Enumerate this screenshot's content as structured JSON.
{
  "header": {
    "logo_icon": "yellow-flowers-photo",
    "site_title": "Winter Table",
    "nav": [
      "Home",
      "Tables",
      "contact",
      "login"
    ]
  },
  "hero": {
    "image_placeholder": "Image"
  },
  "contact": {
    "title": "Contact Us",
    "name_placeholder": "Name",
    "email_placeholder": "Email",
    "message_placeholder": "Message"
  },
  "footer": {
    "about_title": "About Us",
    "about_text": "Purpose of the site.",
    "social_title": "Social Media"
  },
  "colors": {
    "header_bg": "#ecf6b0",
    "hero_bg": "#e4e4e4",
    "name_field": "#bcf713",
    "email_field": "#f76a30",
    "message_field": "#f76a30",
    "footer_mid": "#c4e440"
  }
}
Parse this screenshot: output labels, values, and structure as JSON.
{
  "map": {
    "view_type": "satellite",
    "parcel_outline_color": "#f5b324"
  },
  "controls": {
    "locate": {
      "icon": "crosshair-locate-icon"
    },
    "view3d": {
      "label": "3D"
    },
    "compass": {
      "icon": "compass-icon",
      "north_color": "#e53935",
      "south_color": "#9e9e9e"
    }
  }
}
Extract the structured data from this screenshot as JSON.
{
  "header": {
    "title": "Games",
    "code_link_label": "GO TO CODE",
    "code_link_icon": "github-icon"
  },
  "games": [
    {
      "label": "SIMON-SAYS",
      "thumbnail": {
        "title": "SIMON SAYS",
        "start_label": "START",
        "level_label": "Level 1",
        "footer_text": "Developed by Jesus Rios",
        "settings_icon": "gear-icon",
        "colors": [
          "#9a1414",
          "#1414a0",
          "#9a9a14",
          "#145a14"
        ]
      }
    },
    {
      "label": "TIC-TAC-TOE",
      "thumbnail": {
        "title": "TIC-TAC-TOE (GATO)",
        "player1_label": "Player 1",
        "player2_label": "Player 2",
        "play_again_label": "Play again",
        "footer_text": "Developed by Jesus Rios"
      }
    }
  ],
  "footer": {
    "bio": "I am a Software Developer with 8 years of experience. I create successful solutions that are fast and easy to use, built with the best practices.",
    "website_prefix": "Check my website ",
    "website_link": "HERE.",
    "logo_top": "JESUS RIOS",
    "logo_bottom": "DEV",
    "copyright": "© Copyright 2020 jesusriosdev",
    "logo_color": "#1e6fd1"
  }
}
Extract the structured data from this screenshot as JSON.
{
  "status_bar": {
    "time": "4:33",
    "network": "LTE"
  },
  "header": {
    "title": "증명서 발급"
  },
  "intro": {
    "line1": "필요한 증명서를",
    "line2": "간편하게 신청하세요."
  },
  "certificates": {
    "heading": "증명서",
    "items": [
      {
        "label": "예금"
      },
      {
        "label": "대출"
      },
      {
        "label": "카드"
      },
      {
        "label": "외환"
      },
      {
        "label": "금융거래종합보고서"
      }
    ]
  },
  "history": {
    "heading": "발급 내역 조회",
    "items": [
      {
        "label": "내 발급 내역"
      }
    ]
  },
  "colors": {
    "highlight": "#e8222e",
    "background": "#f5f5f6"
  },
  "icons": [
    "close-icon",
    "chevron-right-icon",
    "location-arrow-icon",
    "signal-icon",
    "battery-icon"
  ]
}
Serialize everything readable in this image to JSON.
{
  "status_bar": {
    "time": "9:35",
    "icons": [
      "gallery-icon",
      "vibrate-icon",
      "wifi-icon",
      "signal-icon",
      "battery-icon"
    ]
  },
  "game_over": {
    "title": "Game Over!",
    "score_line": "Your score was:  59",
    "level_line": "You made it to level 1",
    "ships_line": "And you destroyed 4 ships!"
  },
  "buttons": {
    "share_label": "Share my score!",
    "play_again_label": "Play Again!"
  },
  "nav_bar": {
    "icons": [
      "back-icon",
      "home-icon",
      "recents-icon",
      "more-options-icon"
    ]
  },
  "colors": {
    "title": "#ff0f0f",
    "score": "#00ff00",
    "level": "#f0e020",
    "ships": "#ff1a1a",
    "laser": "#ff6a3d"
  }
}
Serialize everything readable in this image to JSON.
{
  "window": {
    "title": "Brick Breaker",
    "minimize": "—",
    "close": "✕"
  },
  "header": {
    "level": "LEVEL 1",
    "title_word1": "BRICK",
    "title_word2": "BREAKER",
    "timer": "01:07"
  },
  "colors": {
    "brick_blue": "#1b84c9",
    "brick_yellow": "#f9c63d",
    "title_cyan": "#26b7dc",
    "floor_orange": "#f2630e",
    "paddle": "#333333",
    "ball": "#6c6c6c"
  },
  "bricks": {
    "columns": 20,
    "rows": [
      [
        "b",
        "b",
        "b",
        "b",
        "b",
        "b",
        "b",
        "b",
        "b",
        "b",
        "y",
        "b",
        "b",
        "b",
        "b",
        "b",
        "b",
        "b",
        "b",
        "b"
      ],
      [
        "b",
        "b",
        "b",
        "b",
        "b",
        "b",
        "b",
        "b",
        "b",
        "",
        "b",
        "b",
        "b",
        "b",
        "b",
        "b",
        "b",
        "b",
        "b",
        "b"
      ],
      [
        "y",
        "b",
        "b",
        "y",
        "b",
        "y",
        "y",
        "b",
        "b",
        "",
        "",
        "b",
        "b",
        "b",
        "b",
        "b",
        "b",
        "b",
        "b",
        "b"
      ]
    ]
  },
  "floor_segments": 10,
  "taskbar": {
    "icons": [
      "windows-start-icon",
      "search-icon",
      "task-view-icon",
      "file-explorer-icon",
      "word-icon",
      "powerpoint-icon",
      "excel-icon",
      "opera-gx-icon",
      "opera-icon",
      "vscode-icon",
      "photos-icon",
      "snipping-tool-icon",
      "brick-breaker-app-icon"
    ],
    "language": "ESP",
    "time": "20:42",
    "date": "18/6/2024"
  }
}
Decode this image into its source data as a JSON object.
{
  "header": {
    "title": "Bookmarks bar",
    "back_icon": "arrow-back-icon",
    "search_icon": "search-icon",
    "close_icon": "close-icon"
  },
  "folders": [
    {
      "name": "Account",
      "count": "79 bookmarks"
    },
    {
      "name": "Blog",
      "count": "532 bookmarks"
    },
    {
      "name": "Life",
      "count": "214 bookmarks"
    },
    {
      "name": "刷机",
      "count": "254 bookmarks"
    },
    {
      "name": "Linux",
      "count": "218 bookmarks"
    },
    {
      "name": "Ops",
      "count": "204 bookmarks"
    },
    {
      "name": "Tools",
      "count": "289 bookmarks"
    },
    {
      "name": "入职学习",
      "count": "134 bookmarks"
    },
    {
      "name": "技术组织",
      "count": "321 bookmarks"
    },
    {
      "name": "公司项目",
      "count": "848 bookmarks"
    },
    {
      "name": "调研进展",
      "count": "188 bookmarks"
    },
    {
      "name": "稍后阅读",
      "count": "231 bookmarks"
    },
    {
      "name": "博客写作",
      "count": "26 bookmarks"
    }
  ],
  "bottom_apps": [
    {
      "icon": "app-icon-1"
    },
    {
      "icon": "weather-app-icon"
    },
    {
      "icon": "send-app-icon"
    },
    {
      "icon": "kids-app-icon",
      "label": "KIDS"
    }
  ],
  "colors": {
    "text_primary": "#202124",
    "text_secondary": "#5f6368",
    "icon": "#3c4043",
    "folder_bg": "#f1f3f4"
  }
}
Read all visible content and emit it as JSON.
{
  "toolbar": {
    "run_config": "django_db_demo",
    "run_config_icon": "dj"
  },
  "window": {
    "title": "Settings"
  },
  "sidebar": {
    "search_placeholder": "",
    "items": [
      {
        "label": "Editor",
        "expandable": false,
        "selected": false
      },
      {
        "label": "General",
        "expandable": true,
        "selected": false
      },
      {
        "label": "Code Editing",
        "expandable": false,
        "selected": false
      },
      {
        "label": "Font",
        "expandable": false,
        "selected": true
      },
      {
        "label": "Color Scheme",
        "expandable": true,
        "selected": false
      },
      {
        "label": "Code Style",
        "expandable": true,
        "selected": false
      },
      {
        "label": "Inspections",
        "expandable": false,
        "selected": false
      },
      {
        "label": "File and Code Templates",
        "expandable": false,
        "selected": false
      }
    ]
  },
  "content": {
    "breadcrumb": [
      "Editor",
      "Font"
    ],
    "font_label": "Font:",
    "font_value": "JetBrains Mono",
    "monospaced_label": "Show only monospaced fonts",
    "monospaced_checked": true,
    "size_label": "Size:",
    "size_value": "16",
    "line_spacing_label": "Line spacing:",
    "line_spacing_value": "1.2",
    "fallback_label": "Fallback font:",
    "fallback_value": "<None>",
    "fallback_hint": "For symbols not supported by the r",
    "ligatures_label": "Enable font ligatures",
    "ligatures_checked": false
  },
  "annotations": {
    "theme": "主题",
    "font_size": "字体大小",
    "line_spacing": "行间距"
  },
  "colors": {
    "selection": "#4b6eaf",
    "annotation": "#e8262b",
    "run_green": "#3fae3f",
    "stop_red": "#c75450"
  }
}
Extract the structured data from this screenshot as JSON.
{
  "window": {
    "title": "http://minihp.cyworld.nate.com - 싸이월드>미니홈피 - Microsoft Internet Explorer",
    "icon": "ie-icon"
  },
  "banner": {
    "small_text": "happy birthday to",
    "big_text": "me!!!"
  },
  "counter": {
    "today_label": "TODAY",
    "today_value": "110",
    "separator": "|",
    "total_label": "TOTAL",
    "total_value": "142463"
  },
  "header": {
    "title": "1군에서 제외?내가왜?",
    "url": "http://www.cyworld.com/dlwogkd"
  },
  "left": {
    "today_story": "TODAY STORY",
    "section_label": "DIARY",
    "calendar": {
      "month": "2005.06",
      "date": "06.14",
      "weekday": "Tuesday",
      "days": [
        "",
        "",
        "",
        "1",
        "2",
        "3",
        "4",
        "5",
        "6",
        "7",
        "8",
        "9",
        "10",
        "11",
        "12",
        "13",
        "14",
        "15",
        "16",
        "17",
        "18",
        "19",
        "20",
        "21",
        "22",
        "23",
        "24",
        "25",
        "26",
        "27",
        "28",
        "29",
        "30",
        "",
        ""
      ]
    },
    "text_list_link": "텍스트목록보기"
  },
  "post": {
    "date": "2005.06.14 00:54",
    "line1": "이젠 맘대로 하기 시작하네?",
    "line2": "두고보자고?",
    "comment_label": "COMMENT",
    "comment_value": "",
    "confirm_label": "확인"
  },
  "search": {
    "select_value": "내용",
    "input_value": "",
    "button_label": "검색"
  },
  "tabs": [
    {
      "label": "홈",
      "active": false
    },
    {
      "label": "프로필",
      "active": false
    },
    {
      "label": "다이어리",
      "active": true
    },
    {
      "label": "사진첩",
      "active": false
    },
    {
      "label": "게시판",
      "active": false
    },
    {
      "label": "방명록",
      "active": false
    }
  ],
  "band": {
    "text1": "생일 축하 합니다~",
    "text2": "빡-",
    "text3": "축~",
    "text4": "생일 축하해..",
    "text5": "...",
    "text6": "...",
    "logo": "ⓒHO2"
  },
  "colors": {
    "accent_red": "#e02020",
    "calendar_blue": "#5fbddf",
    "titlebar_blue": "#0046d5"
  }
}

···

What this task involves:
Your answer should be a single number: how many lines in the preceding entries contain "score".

Task answer:
3